Le Figaro and Libération both have tough words for last night’s presidential debate, which featured a whopping 11 candidates on stage – something never seen before in France – while Le Monde focused on the scary prospects for the EU.
Eleven was clearly too high a number for conservative paper Le Figaro, which writes that the debate “quickly turned to confusion” in its top headline.
Nor does the paper show much admiration for the six candidates from further down in the polls who were invited to last night’s debate after being excluded from the first one. They “decided to go on the offensive in order to better make their voices heard,” Le Figaro says.
“Confusion”, “cacophony”, “provocation”, “interruptions” – those were just a few of the words Le Figaro uses to describe the debate.
According to the right-wing paper, there was so much chaos that it blurred traditional party lines: Socialist Benoît Hamon at times appeared to be on the right, Republicans candidate François Fillon looked like he was on the left and Emmanuel Macron – who normally agrees with everyone – stuck to the centre this time.

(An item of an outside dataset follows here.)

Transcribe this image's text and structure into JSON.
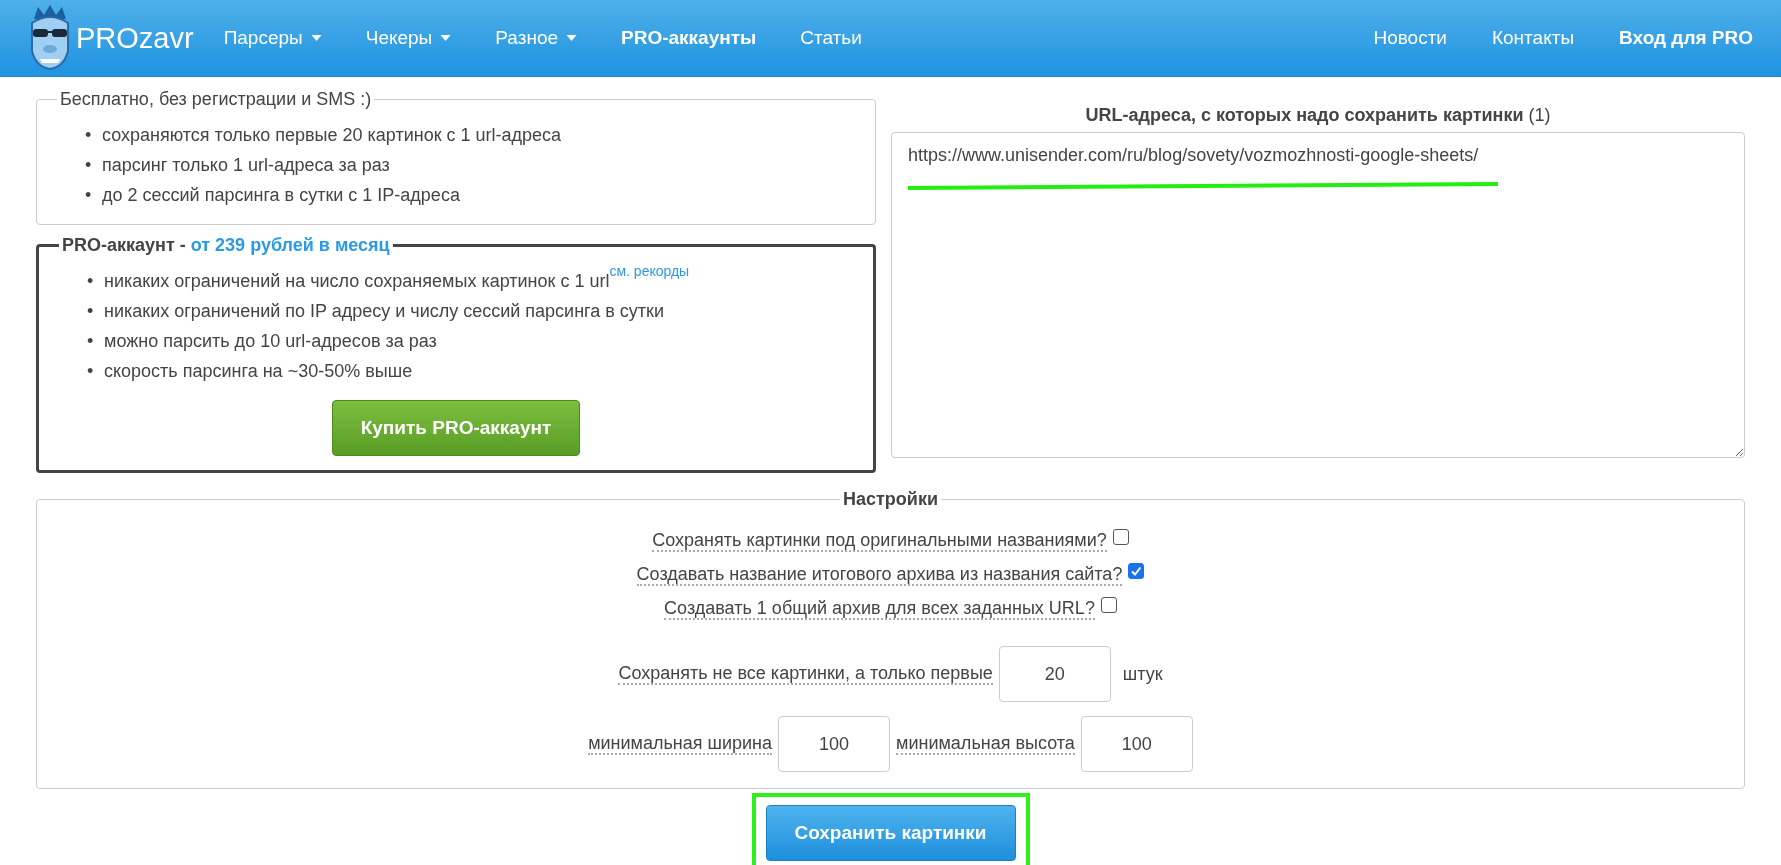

Hard-left candidate Jean-Luc Mélenchon, often the rabble-rouser, even sounded a little cautious: “Careful, friends, we need to make sure this evening helps people understand,” Le Figaro quotes him as saying.
Shaking up the debate
Libération, on the left, has a very different take, writing that the “petits candidats”, as the lesser-known candidates are known, “shook up the debate”.
“Invited to debate against the campaign leaders, the other presidential hopefuls broke the codes of what could have been a very preformatted discussion: Revolt!” is how Libé begins its front-page editorial.
According to Libération, only two out of the 11 candidates were willing to defend “le grand capital”, or the world of finance.
Unsurprisingly for Libération, it was the little candidates who led the charge against big finance: “They forcefully expressed something profound. Facing injustice, they rejected the ruling class that has let money have its day.”
Le Monde chimes in with its own negative take on the election campaign.
“The presidential elections are scaring the European Union,” reads its top headline.
That story is about how the European Union is, so far, too scared of far-right candidate Marine Le Pen to consider the possibility that she could win the election.
The paper argues that the EU has “no Plan B” in case of a Le Pen presidency – not in Brussels, the seat of the EU, nor in Frankfurt, where the EU central bank is located.
Le Monde warns that the situation is similar to the EU’s inability to foresee the vote for Brexit last year. They warn that Le Pen would be even worse for the EU than US President Donald Trump.
But, in another article, Le Monde points out that despite all the excitement for politics, a third of voters haven’t decided if they will even cast a ballot at all in these elections. So it’s still too early to predict what will happen.